Growing steadily less peaceful
Dec 19th 2011, 10:47 by The Economist online | DAMASCUS
NINE months into Syria's uprising and the peaceful protests against the regime of Bashar Assad are now accompanied by a growing insurgency. On Thursday, activists say that 27 loyalists were killed in clashes with army defectors in the southern Hauran region. A day earlier eight soldiers were killed after defectors ambushed an military convoy close to Hama. As defections from the army continue, clashes with loyalist troops are becoming more frequent.
The two sides are far from equal. "We are talking guns and misfired RPGs against tanks," says one opposition member in Damascus. Navi Pillay, the UN High Commissioner for Human Rights, has called once more for Syria to be referred to the International Criminal Court. The daily death toll has risen again to 30-40 a day. The UN says over 5,000 people have been killed since March, at least 300 of them children. Thousands have been imprisoned and tortured. In November the UN reported that some of those detained by the regime had been raped. Ms Pillay says crimes against humanity have been committed. The number of regime supporters killed is rising too.
The city of Homs remains the main flashpoint, though violence is worsening around Deraa, the north-western province of Idlib and Damascus too. The perseverence of the Homsis has encouraged protesters around the country. The area around the city has become a magnet for defectors.
In Homs itself, residents have reported a spate of tit-for-tat kidnappings between neighbourhoods. Some taxi driversâ??many of whom have long stopped driving on the streetsâ??have been seized and killed.
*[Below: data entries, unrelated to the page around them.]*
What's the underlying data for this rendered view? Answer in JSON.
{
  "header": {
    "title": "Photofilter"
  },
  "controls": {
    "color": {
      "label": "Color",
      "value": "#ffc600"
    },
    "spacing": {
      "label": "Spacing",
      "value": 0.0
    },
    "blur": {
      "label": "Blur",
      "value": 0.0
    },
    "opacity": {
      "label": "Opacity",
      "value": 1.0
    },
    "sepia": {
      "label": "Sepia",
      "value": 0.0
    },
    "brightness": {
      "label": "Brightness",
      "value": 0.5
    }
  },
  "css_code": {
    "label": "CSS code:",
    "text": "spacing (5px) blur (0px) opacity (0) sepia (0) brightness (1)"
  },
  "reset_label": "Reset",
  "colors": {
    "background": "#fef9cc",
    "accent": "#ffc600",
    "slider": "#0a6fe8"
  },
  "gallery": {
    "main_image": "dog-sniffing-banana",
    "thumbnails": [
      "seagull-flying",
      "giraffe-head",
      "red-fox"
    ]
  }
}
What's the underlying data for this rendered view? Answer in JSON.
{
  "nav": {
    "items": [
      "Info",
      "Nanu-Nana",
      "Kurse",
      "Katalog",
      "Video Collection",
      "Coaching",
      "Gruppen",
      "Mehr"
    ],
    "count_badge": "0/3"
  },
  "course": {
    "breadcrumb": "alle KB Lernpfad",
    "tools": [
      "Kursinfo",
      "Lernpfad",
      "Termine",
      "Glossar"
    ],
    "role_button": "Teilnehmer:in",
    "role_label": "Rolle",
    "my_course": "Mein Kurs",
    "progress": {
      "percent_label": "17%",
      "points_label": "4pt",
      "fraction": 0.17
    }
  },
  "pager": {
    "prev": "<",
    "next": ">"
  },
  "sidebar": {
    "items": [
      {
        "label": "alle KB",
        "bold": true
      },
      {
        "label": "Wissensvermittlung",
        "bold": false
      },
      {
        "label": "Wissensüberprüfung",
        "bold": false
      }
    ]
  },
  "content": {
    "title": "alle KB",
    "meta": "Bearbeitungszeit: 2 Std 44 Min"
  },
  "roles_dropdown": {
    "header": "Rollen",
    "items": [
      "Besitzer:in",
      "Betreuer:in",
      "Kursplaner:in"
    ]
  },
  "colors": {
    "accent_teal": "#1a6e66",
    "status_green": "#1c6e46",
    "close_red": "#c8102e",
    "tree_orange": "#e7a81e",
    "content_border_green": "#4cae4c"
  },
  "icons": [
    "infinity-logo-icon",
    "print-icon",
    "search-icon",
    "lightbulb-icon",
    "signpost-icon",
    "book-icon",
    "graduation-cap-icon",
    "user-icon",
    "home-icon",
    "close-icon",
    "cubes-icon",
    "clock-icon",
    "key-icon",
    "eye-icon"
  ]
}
Exactly why is unclear. "It is not about religion or sect. It is only seen that way as the majority of the shabiha and security forces are Alawite, so often the violence divides along these lines," says one young man, referring to a group of plain-clothed thugs backed by the regime. He, like a growing number of his friends, has joined the army defectors, using light weapons to attack security checkpoints and the shabiha. Others accuse the opposition of wishful thinking, saying that sectarianism is on the rise.
Either way, says Radwan Ziadeh, a US-based human-rights activist and a member of the Syrian National Council, the main opposition body, this poses dangers as the conflict continues. "There are big concerns now and over transitional justice after all the gross crimes that have been committed," he says.
Meanwhile, the regime is determined to keep up the pretence of stability. In a flourish of sham democracy, local elections were held on Monday December 12th (Syrian polls are infrequent and usually rigged). In many areas no-one voted. In Deir Ezzor, a tribal city in the east, activists filmed a spoof video of people voting for Mr Assad to go; the ballot papers read "leave!"
But for all the regime's bluster, the facade of normality is becoming harder to sustain. Sanctions are hurting. In Damascus government employees are not being paid, according to some. Most Syrians now assume Mr Assad will go. Tthe question is when and how. All expect more violence first. In Homs people are braced for another military incursion after opposition activists reported tanks amassing around the city.
For now, protesters are seeking peaceful ways to keep the uprising going. Civil disobedience is on the rise. A general strike on Monday during the local elections saw shops shut in hotspots though most of central Damascus and Aleppo did not take part.